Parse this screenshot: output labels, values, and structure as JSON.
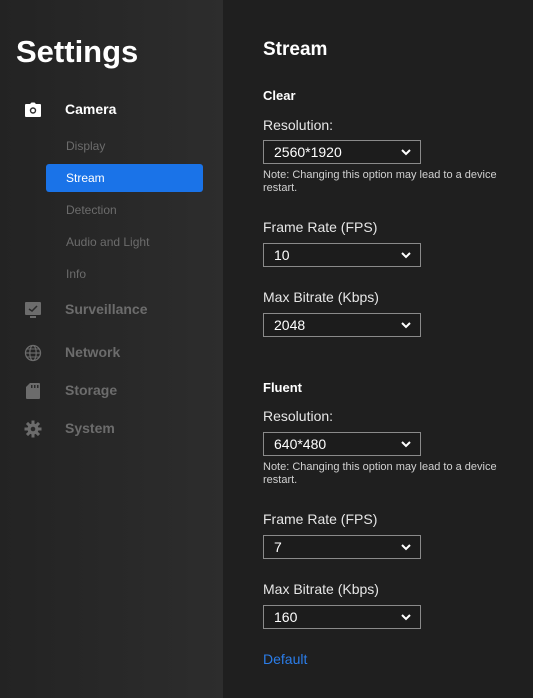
{
  "sidebar": {
    "title": "Settings",
    "camera": {
      "label": "Camera",
      "icon": "camera-icon"
    },
    "camera_items": [
      {
        "label": "Display"
      },
      {
        "label": "Stream",
        "selected": true
      },
      {
        "label": "Detection"
      },
      {
        "label": "Audio and Light"
      },
      {
        "label": "Info"
      }
    ],
    "surveillance": {
      "label": "Surveillance",
      "icon": "monitor-icon"
    },
    "network": {
      "label": "Network",
      "icon": "globe-icon"
    },
    "storage": {
      "label": "Storage",
      "icon": "sd-card-icon"
    },
    "system": {
      "label": "System",
      "icon": "gear-icon"
    }
  },
  "main": {
    "title": "Stream",
    "clear": {
      "title": "Clear",
      "resolution_label": "Resolution:",
      "resolution_value": "2560*1920",
      "note": "Note: Changing this option may lead to a device restart.",
      "framerate_label": "Frame Rate (FPS)",
      "framerate_value": "10",
      "bitrate_label": "Max Bitrate (Kbps)",
      "bitrate_value": "2048"
    },
    "fluent": {
      "title": "Fluent",
      "resolution_label": "Resolution:",
      "resolution_value": "640*480",
      "note": "Note: Changing this option may lead to a device restart.",
      "framerate_label": "Frame Rate (FPS)",
      "framerate_value": "7",
      "bitrate_label": "Max Bitrate (Kbps)",
      "bitrate_value": "160"
    },
    "default_link": "Default"
  },
  "colors": {
    "accent": "#1a73e8",
    "link": "#2b7de9",
    "sidebar_bg": "#2a2a2a",
    "main_bg": "#1f1f1f",
    "muted_text": "#6c6c6c"
  }
}
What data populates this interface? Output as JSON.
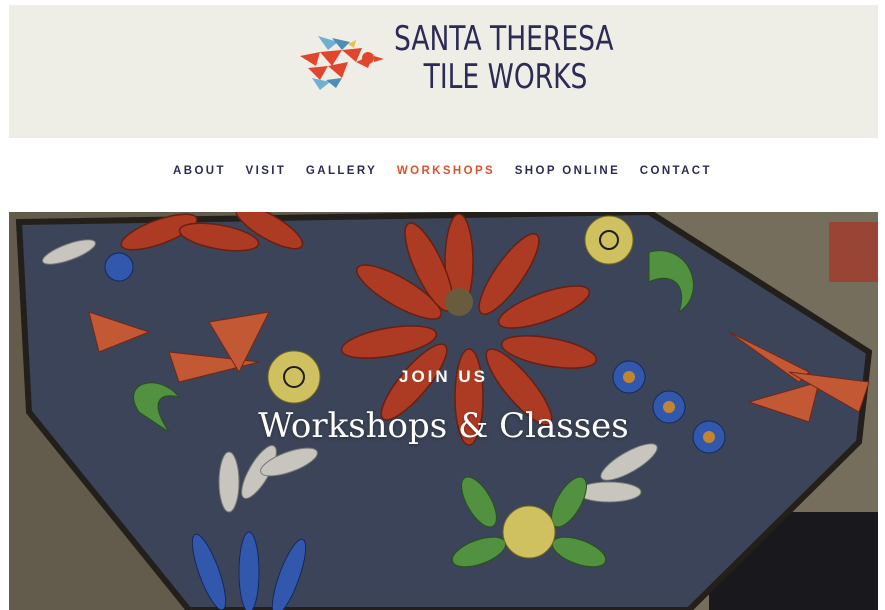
{
  "brand": {
    "line1": "SANTA THERESA",
    "line2": "TILE WORKS",
    "logo_icon": "bird-icon",
    "colors": {
      "bird_red": "#e1462d",
      "bird_blue": "#6fb0d2",
      "text": "#2b2b55"
    }
  },
  "nav": {
    "items": [
      {
        "label": "ABOUT",
        "active": false
      },
      {
        "label": "VISIT",
        "active": false
      },
      {
        "label": "GALLERY",
        "active": false
      },
      {
        "label": "WORKSHOPS",
        "active": true
      },
      {
        "label": "SHOP ONLINE",
        "active": false
      },
      {
        "label": "CONTACT",
        "active": false
      }
    ],
    "active_color": "#d9532e"
  },
  "hero": {
    "eyebrow": "JOIN US",
    "title": "Workshops & Classes"
  }
}
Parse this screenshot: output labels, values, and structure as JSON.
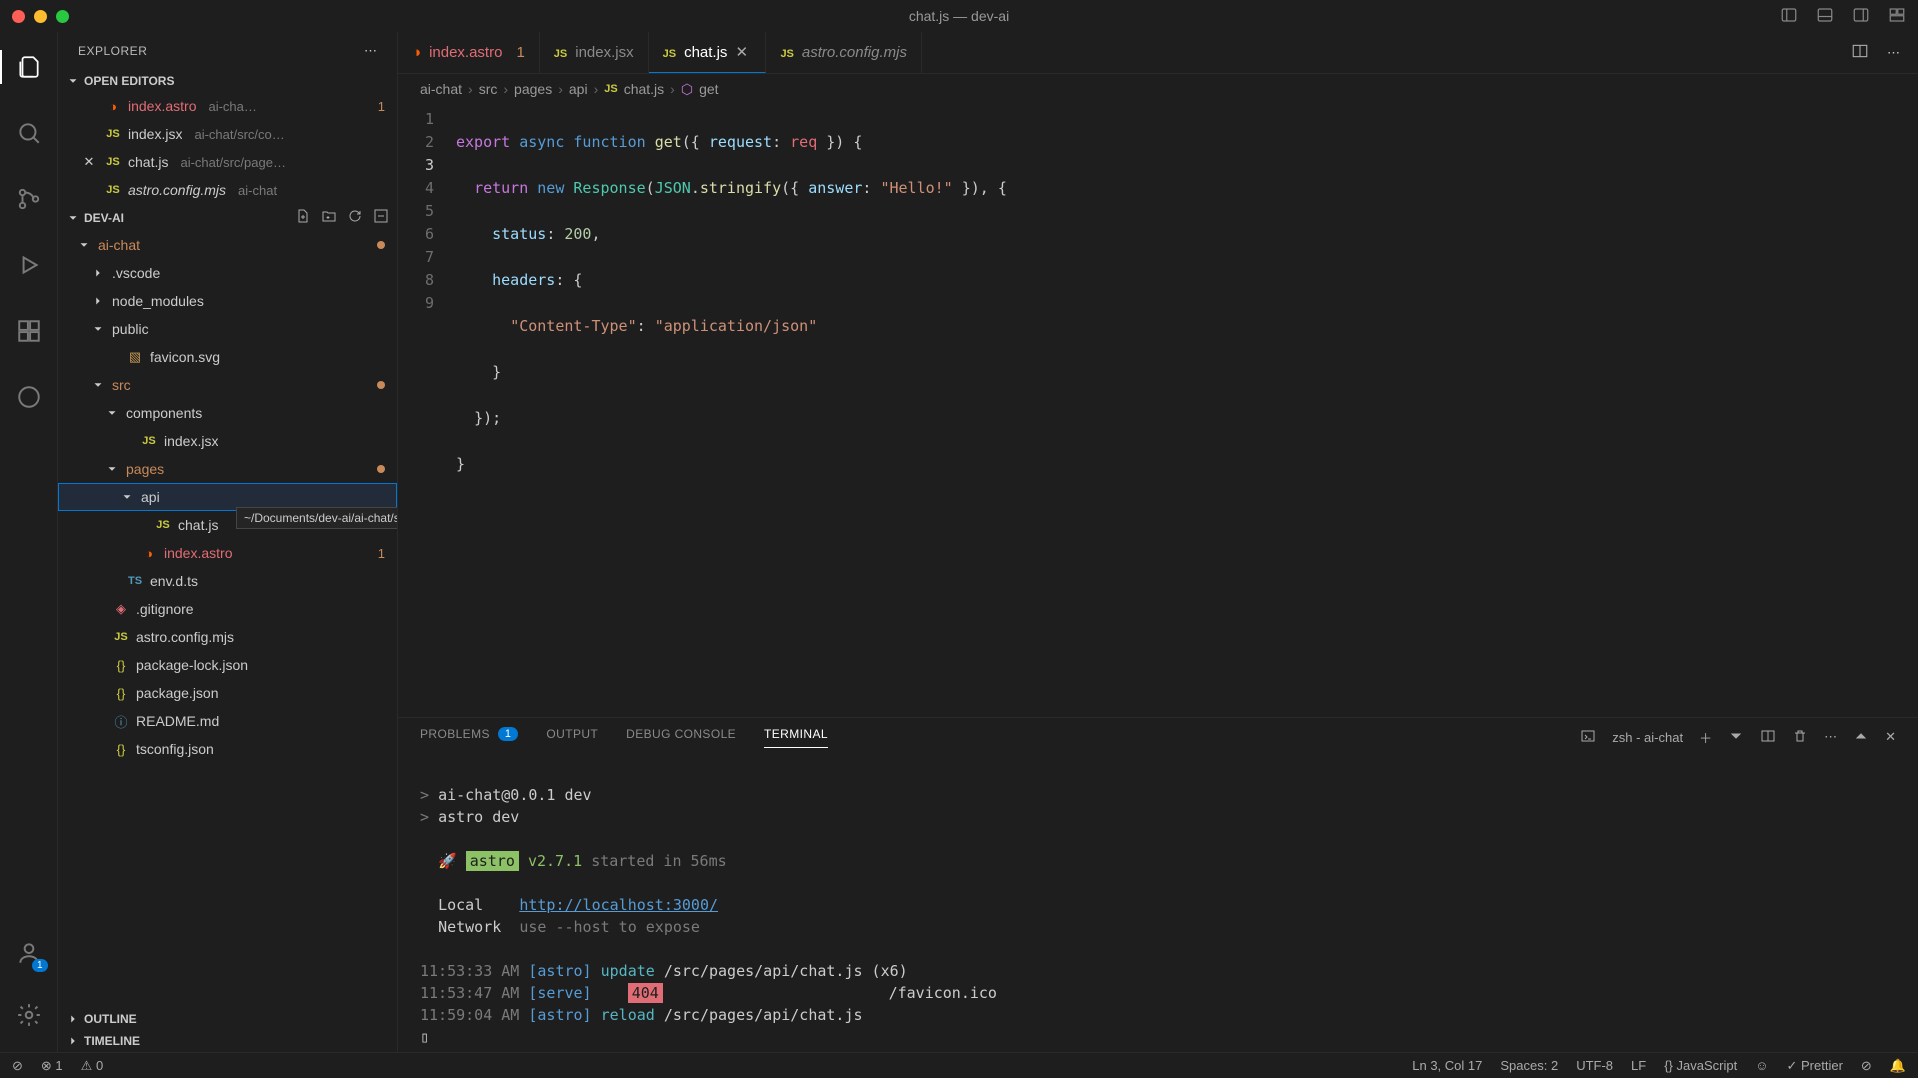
{
  "window": {
    "title": "chat.js — dev-ai"
  },
  "sidebar": {
    "title": "EXPLORER",
    "sections": {
      "open_editors": "OPEN EDITORS",
      "workspace": "DEV-AI",
      "outline": "OUTLINE",
      "timeline": "TIMELINE"
    }
  },
  "open_editors": [
    {
      "name": "index.astro",
      "detail": "ai-cha…",
      "counter": "1",
      "icon": "astro",
      "err": true
    },
    {
      "name": "index.jsx",
      "detail": "ai-chat/src/co…",
      "icon": "jsx"
    },
    {
      "name": "chat.js",
      "detail": "ai-chat/src/page…",
      "icon": "js",
      "close": true,
      "active": true
    },
    {
      "name": "astro.config.mjs",
      "detail": "ai-chat",
      "icon": "js",
      "italic": true
    }
  ],
  "file_tree": [
    {
      "indent": 0,
      "chev": "down",
      "label": "ai-chat",
      "folder": true,
      "dirty": true,
      "dot": true
    },
    {
      "indent": 1,
      "chev": "right",
      "label": ".vscode",
      "folder": true
    },
    {
      "indent": 1,
      "chev": "right",
      "label": "node_modules",
      "folder": true
    },
    {
      "indent": 1,
      "chev": "down",
      "label": "public",
      "folder": true
    },
    {
      "indent": 2,
      "label": "favicon.svg",
      "icon": "svg"
    },
    {
      "indent": 1,
      "chev": "down",
      "label": "src",
      "folder": true,
      "dirty": true,
      "dot": true
    },
    {
      "indent": 2,
      "chev": "down",
      "label": "components",
      "folder": true
    },
    {
      "indent": 3,
      "label": "index.jsx",
      "icon": "jsx"
    },
    {
      "indent": 2,
      "chev": "down",
      "label": "pages",
      "folder": true,
      "dirty": true,
      "dot": true
    },
    {
      "indent": 3,
      "chev": "down",
      "label": "api",
      "folder": true,
      "selected": true
    },
    {
      "indent": 4,
      "label": "chat.js",
      "icon": "js",
      "obscured": true
    },
    {
      "indent": 3,
      "label": "index.astro",
      "icon": "astro",
      "err": true,
      "counter": "1"
    },
    {
      "indent": 2,
      "label": "env.d.ts",
      "icon": "ts"
    },
    {
      "indent": 1,
      "label": ".gitignore",
      "icon": "git"
    },
    {
      "indent": 1,
      "label": "astro.config.mjs",
      "icon": "js"
    },
    {
      "indent": 1,
      "label": "package-lock.json",
      "icon": "json"
    },
    {
      "indent": 1,
      "label": "package.json",
      "icon": "json"
    },
    {
      "indent": 1,
      "label": "README.md",
      "icon": "md"
    },
    {
      "indent": 1,
      "label": "tsconfig.json",
      "icon": "json"
    }
  ],
  "tooltip": "/Documents/dev-ai/ai-chat/src/pages/api",
  "tabs": [
    {
      "label": "index.astro",
      "icon": "astro",
      "counter": "1",
      "err": true
    },
    {
      "label": "index.jsx",
      "icon": "jsx"
    },
    {
      "label": "chat.js",
      "icon": "js",
      "active": true,
      "close": true
    },
    {
      "label": "astro.config.mjs",
      "icon": "js",
      "italic": true
    }
  ],
  "breadcrumbs": [
    "ai-chat",
    "src",
    "pages",
    "api",
    "chat.js",
    "get"
  ],
  "code_lines": 9,
  "panel": {
    "tabs": {
      "problems": "PROBLEMS",
      "problems_count": "1",
      "output": "OUTPUT",
      "debug": "DEBUG CONSOLE",
      "terminal": "TERMINAL"
    },
    "terminal_session": "zsh - ai-chat"
  },
  "terminal_lines": {
    "l1_prompt": ">",
    "l1_text": "ai-chat@0.0.1 dev",
    "l2_prompt": ">",
    "l2_text": "astro dev",
    "astro_label": "astro",
    "astro_ver": "v2.7.1",
    "astro_started": "started in 56ms",
    "local_lbl": "Local",
    "local_url": "http://localhost:3000/",
    "network_lbl": "Network",
    "network_hint": "use --host to expose",
    "log1_time": "11:53:33 AM",
    "log1_src": "[astro]",
    "log1_act": "update",
    "log1_path": "/src/pages/api/chat.js (x6)",
    "log2_time": "11:53:47 AM",
    "log2_src": "[serve]",
    "log2_code": "404",
    "log2_path": "/favicon.ico",
    "log3_time": "11:59:04 AM",
    "log3_src": "[astro]",
    "log3_act": "reload",
    "log3_path": "/src/pages/api/chat.js"
  },
  "statusbar": {
    "errors": "1",
    "warnings": "0",
    "line_col": "Ln 3, Col 17",
    "spaces": "Spaces: 2",
    "encoding": "UTF-8",
    "eol": "LF",
    "language": "JavaScript",
    "prettier": "Prettier"
  }
}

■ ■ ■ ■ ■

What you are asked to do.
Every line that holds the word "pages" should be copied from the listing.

Answer below.
      "label": "pages",
  "tooltip": "/Documents/dev-ai/ai-chat/src/pages/api",
    "pages",
    "log1_path": "/src/pages/api/chat.js (x6)",
    "log3_path": "/src/pages/api/chat.js"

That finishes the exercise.